## YOUR GOAL
Could you output all of the records below exactly as they appear?

Records from a data collection:

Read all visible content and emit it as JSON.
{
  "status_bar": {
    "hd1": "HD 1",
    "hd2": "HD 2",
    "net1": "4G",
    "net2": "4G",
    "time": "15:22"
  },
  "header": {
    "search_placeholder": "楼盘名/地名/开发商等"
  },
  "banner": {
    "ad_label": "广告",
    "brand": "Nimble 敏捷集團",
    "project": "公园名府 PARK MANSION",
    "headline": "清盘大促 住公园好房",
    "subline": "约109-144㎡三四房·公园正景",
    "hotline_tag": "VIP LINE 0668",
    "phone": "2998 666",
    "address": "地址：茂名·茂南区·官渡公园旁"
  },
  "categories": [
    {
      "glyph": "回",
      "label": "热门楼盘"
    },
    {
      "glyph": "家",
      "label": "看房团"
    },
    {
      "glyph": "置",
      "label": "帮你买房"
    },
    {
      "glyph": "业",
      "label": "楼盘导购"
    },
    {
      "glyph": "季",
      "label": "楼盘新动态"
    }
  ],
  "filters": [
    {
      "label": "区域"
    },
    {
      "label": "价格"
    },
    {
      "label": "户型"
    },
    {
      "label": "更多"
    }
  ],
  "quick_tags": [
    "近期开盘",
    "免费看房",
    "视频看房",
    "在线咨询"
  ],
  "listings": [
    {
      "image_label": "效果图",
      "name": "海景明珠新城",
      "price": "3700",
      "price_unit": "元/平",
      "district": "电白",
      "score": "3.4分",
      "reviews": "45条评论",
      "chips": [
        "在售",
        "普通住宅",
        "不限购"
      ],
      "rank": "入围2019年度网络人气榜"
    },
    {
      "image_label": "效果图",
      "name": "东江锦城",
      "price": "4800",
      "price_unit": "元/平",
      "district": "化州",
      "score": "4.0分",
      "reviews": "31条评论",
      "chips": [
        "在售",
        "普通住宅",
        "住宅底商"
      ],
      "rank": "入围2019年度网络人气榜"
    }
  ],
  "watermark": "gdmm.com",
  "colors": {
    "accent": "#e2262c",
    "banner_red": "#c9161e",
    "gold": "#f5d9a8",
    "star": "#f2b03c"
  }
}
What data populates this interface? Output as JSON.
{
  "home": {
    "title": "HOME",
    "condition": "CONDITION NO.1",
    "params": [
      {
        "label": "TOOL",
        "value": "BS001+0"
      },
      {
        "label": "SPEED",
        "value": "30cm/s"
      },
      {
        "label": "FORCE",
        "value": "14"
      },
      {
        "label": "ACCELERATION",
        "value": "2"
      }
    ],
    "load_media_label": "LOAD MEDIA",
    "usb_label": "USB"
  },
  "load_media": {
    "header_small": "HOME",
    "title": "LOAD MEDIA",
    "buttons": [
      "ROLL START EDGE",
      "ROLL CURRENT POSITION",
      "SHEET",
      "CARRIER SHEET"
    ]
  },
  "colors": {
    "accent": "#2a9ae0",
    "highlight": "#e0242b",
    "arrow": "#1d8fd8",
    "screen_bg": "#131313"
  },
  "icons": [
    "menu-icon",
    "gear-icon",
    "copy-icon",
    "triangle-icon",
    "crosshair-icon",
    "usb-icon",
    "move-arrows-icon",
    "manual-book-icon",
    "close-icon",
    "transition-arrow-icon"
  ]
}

## WRITTEN SOLUTION
Read all visible content and emit it as JSON.
{
  "status_bar": {
    "hd1": "HD 1",
    "hd2": "HD 2",
    "net1": "4G",
    "net2": "4G",
    "time": "15:22"
  },
  "header": {
    "search_placeholder": "楼盘名/地名/开发商等"
  },
  "banner": {
    "ad_label": "广告",
    "brand": "Nimble 敏捷集團",
    "project": "公园名府 PARK MANSION",
    "headline": "清盘大促 住公园好房",
    "subline": "约109-144㎡三四房·公园正景",
    "hotline_tag": "VIP LINE 0668",
    "phone": "2998 666",
    "address": "地址：茂名·茂南区·官渡公园旁"
  },
  "categories": [
    {
      "glyph": "回",
      "label": "热门楼盘"
    },
    {
      "glyph": "家",
      "label": "看房团"
    },
    {
      "glyph": "置",
      "label": "帮你买房"
    },
    {
      "glyph": "业",
      "label": "楼盘导购"
    },
    {
      "glyph": "季",
      "label": "楼盘新动态"
    }
  ],
  "filters": [
    {
      "label": "区域"
    },
    {
      "label": "价格"
    },
    {
      "label": "户型"
    },
    {
      "label": "更多"
    }
  ],
  "quick_tags": [
    "近期开盘",
    "免费看房",
    "视频看房",
    "在线咨询"
  ],
  "listings": [
    {
      "image_label": "效果图",
      "name": "海景明珠新城",
      "price": "3700",
      "price_unit": "元/平",
      "district": "电白",
      "score": "3.4分",
      "reviews": "45条评论",
      "chips": [
        "在售",
        "普通住宅",
        "不限购"
      ],
      "rank": "入围2019年度网络人气榜"
    },
    {
      "image_label": "效果图",
      "name": "东江锦城",
      "price": "4800",
      "price_unit": "元/平",
      "district": "化州",
      "score": "4.0分",
      "reviews": "31条评论",
      "chips": [
        "在售",
        "普通住宅",
        "住宅底商"
      ],
      "rank": "入围2019年度网络人气榜"
    }
  ],
  "watermark": "gdmm.com",
  "colors": {
    "accent": "#e2262c",
    "banner_red": "#c9161e",
    "gold": "#f5d9a8",
    "star": "#f2b03c"
  }
}
What data populates this interface? Output as JSON.
{
  "home": {
    "title": "HOME",
    "condition": "CONDITION NO.1",
    "params": [
      {
        "label": "TOOL",
        "value": "BS001+0"
      },
      {
        "label": "SPEED",
        "value": "30cm/s"
      },
      {
        "label": "FORCE",
        "value": "14"
      },
      {
        "label": "ACCELERATION",
        "value": "2"
      }
    ],
    "load_media_label": "LOAD MEDIA",
    "usb_label": "USB"
  },
  "load_media": {
    "header_small": "HOME",
    "title": "LOAD MEDIA",
    "buttons": [
      "ROLL START EDGE",
      "ROLL CURRENT POSITION",
      "SHEET",
      "CARRIER SHEET"
    ]
  },
  "colors": {
    "accent": "#2a9ae0",
    "highlight": "#e0242b",
    "arrow": "#1d8fd8",
    "screen_bg": "#131313"
  },
  "icons": [
    "menu-icon",
    "gear-icon",
    "copy-icon",
    "triangle-icon",
    "crosshair-icon",
    "usb-icon",
    "move-arrows-icon",
    "manual-book-icon",
    "close-icon",
    "transition-arrow-icon"
  ]
}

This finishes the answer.